Mehar’s work ‘Methods for the Estimation of Depth-resolved Attenuation in OCT‘ compared different approaches for calculating the attenuation coefficient from OCT data. This allows us to characterize optical properties of tissue as they change with respect to depth.

Allan developed an automated tool to segment the tissue surface in OCT of the small airways of the lung. This tool allow us to quantify image features in the small airways without requiring manual segmentation. You can read his thesis, ‘Lumen Segmentation in Endobronchial Optical Coherence Tomography with Deep Learning‘ online.

Multipath artifacts enable angular contrast in multimodal endoscopic optical coherence tomography

Congratulations to Adrian and Jeanie on their new publication in Optics Express.
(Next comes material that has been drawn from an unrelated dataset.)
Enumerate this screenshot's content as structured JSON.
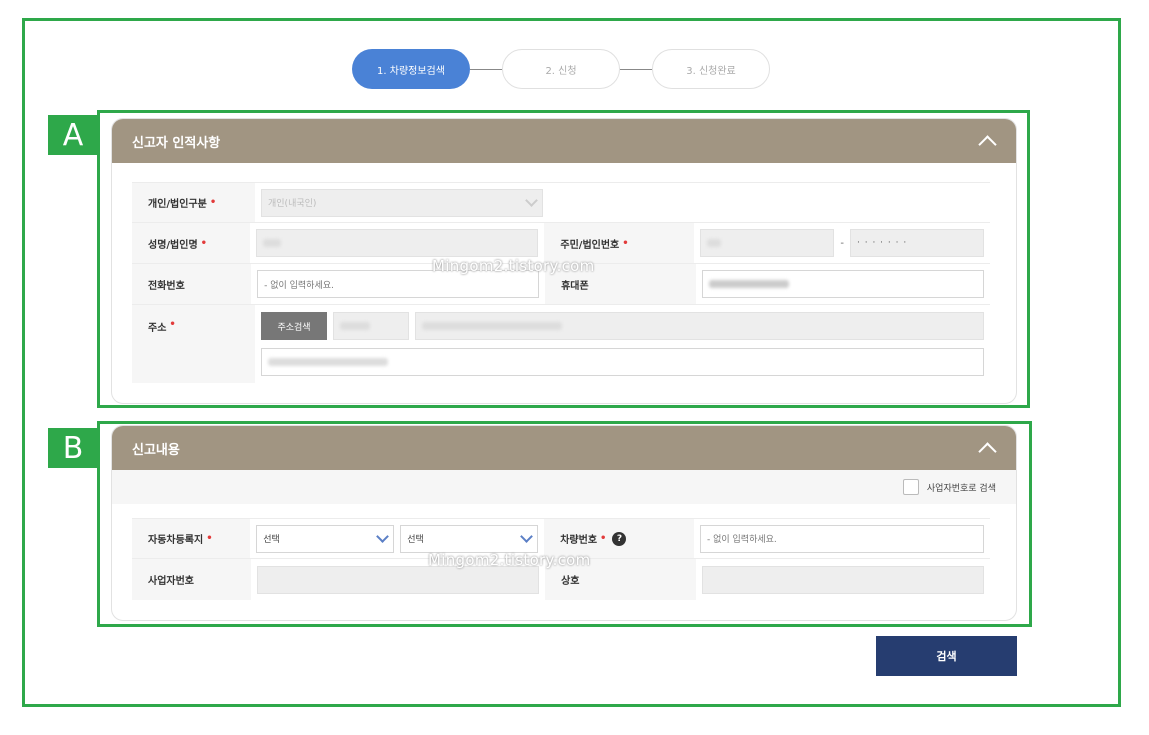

This work quantifies and suggests that there is utility in multipath artifacts found in double-clad fiber based OCT systems. While these artifacts appear as a smear in the A-line direction, they can be projected into a high-quality (and unique) en face image when compared to the fundamental mode image.

The angular dependence of the fundamental image and higher order image generated by the multipath artifact lays the basis for multipath contrast, a ratiometric measurement of differential coupling which provides information regarding the angular diversity of a sample. ultipath contrast images can be generated from OCT data where multipath artifacts are present, meaning that a wealth of clinical data can be retrospectively examined.

Congratulations Chloe!

Chloe successfully defended her Master’s thesisSegmentation of Oral Optical Coherence Tomography with Deep Learning with no revisions, the highest level of pass at Simon Fraser University’s School of Engineering Science.

Chloe developed a four-part neural network pipeline to aid OCT interpretation by providing en face maps of epithelial depth. This allows for rapid identification of the most pathologic region in endoscopic OCT of the oral cavity, which may help identify the best site for biopsy. Chloe’s pipeline demonstrates as-good-as or better agreement than manual assessment between two raters, suggesting strong performance. Further work includes validating this tool on data acquired with a different OCT system to test generalizability.

Endocervical Cancer Screening Study

Screening is one of the most powerful tools we have to improve patient outcomes — earlier diagnoses allow for earlier interventions. Our group is conducting an imaging study examining the endocervical canal, which is hard to assess in traditional colposcopy.

In the most recent addition to the GCI Knowledge Translation Blog, OCIL PhD candidate Jeanie Malone discusses the imaging device used to look for early cancers, precancers, and other areas of concern.

You can read more about this study here.

Optica Biophotonics Optics Congress 2023

Dr. Lane & OCIL trainees presented work at the Optica Biophotonics Congress: Optics in the Life Sciences 2023 here in Vancouver! You can read more about their presentations here:

SPIE Photonics West 2023

OCIL trainees presented work at SPIE Photonics West 2023 in San Francisco, California. You can read more about their presentations here:

Undergraduate Summer Students

The Optical Cancer Imaging Laboratory (OCIL) at the British Columbia Cancer Research Institute (BCCRI) is seeking enthusiastic students for research and development of nondestructive, high-resolution optical instruments for early cancer detection and management. The OCIL offers a unique experience for students in a multidisciplinary clinical and research environment.

We are hiring a summer student for summer 2023 (May-Aug) to help us develop deep learning image segmentation programs and phantoms to test our endoscopes.

Interested in working with us? Learn about the position, and how to apply.